We’ve all heard it a thousand times. There’s a good chance, especially if you live in America, you’ve said it too. It’s what I teach my Girl Scouts, and it’s what I try to live by. After all to be a strong, courageous, social justice minded young woman you really should intervene when something is happening.
We tell kids to do it with bullies.
We tell travelers to do it with terrorists.
We tell men and women to do with domestic violence, sexual harassment, and the public demeaning of minority groups.
It seems simple. See something, say something.
Be the voice for the voiceless, the protector of the weak, the supporter of all people in civil liberties and life. Simple.
But is it?
Just after the Ray Rice video came out, a friend of mine hit herself in the face with a car door hard enough she needed stitches (hey, we can’t all be graceful beauties). This friends loving husband left his work to take her to the hospital, and help her through the day. He was seen as an abuser by the public- a point which was brilliantly illustrated when a stranger came to her in a public place and asked if she needed help at home.
In light of the #BringOurGirlsBack story, a father takes photos of his daughters while on vacation.
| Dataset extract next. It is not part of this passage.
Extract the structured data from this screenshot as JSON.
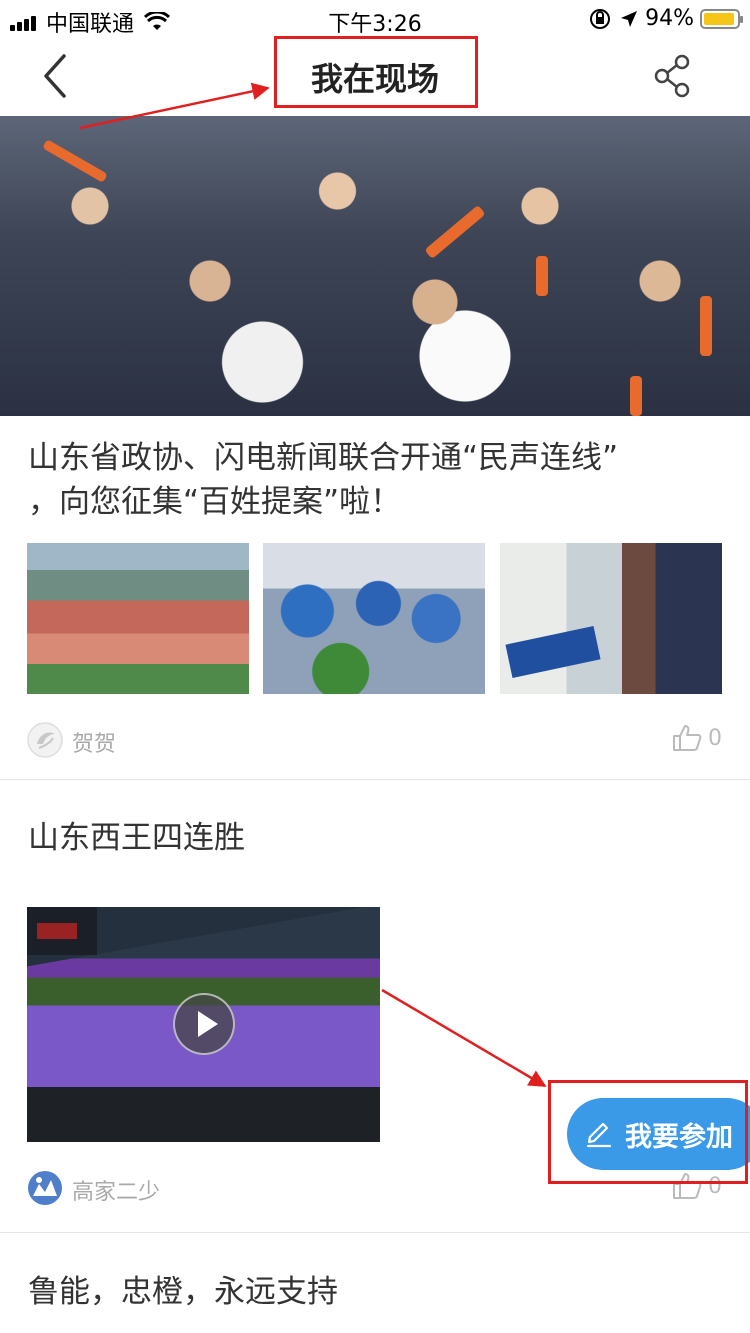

A white father with two lovely Chinese born daughters is seen as a exploitative pedophile when the girls are questioned by a self-identified Homeland Security employee about the possibly of them being illegally held. (See Washington Post’s article here)
And I, with a medical condition causing easy bruising, had a substitute teacher alert Child Protective Services to bruising caused by and fall while hiking and my 18 month old niece and her swinging hiking boots after a family camping trip. I’ve encountered it many times, in fact. A bruise here or there brings raised eyebrows, “do you need help,” “is someone beating you,” even “your husband shouldn’t hit you” from teachers, coworkers, strangers.
See something, say something. It’s a simple idea. But what else does it say? Does it say that a strangers influence might be stronger than that of my friends, family and acquaintances? Does it say I might be “the kind of woman” who can’t protect myself, or the men in my life are “the kind of men” who endanger women? Does it say we project helpless, broken, or an uncaring towards our own existence? And that the people we surround ourselves with have even less regard for our well being? Or does it simply say this person is a do-gooder, trying to make the world better, to make lives better?
Obviously there is a not-so-fine line between watching abuse happen and seeing the evidence afterwards. I’m not questioning intervention when someone is being attacked in front of you- by all means step in, but what about when it’s not as obvious as a punch or slur being thrown? Maybe it’s about how we approach the situation. How we speak to the perceived perpetrator, and the supposed victims. Maybe it’s about how far we let things go before we question evidence. Maybe it’s just about our gut that day.
I don’t have the answer- but I’m beginning to wonder if See Something Say Something is really so simply after all.
What do you think, readers? Where is the line- when do you speak up, and when do you let things go? And how do you feel when it’s done?
XOXOX Sarah Mae